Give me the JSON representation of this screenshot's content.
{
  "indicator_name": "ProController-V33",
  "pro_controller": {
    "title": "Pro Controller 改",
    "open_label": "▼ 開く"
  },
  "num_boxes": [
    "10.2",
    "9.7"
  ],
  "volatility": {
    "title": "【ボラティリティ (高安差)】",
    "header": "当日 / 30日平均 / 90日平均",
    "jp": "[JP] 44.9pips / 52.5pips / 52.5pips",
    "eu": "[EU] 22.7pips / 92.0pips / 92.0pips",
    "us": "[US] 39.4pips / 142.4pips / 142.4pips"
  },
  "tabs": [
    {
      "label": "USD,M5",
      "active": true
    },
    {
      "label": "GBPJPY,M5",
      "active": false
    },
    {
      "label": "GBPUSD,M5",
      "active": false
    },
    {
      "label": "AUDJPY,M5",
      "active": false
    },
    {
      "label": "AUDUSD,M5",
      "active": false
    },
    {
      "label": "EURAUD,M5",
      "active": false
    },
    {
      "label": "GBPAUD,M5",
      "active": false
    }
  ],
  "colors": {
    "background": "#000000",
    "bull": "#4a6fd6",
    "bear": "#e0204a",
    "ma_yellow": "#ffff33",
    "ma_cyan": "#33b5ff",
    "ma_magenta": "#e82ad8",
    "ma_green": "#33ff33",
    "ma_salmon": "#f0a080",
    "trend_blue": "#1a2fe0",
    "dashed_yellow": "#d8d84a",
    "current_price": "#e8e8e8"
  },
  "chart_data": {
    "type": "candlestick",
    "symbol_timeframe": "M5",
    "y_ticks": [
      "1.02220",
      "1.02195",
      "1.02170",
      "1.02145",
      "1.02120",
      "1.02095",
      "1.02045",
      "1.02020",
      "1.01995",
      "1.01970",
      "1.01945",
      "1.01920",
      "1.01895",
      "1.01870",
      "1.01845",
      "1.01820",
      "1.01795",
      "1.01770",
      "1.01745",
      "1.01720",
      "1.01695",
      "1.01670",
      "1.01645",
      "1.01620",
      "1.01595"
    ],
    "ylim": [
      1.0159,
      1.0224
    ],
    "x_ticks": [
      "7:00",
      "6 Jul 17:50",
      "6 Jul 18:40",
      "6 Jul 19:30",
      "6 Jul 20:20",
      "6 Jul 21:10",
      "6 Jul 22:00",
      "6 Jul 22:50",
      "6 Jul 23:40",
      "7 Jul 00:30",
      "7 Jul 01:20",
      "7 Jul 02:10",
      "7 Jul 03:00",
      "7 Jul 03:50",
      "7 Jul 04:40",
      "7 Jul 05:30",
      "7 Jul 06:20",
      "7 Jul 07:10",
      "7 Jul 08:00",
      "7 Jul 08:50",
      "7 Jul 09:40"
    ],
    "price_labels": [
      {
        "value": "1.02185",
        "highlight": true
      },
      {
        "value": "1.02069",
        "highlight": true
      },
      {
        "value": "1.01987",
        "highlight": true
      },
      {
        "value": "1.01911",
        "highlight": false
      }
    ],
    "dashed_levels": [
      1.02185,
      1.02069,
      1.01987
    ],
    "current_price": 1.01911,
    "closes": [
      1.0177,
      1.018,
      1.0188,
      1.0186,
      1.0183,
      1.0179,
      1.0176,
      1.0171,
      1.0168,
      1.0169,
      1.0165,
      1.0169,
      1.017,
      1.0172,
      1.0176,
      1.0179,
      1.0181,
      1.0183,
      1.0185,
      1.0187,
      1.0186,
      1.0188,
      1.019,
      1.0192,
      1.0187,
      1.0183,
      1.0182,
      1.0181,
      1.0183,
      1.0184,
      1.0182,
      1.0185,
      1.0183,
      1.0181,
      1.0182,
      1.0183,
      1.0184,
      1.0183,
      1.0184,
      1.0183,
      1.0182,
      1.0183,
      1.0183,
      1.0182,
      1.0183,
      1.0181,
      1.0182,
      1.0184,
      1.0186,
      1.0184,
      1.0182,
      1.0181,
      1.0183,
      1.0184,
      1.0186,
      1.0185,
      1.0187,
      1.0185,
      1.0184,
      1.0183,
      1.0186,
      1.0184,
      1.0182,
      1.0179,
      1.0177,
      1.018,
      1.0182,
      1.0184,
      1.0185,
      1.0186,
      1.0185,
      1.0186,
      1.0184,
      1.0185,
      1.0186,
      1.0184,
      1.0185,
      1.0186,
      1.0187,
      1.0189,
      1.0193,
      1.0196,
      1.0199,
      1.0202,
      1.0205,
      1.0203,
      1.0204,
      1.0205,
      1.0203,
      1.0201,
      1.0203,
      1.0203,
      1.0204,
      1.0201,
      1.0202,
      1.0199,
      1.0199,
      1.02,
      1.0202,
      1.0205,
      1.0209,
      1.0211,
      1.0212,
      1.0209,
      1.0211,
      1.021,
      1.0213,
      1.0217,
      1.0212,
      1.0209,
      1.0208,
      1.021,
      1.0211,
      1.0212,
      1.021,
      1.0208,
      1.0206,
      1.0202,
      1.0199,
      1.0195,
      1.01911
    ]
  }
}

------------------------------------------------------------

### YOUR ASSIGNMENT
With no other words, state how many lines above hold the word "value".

### REPLY TO THE TASK
4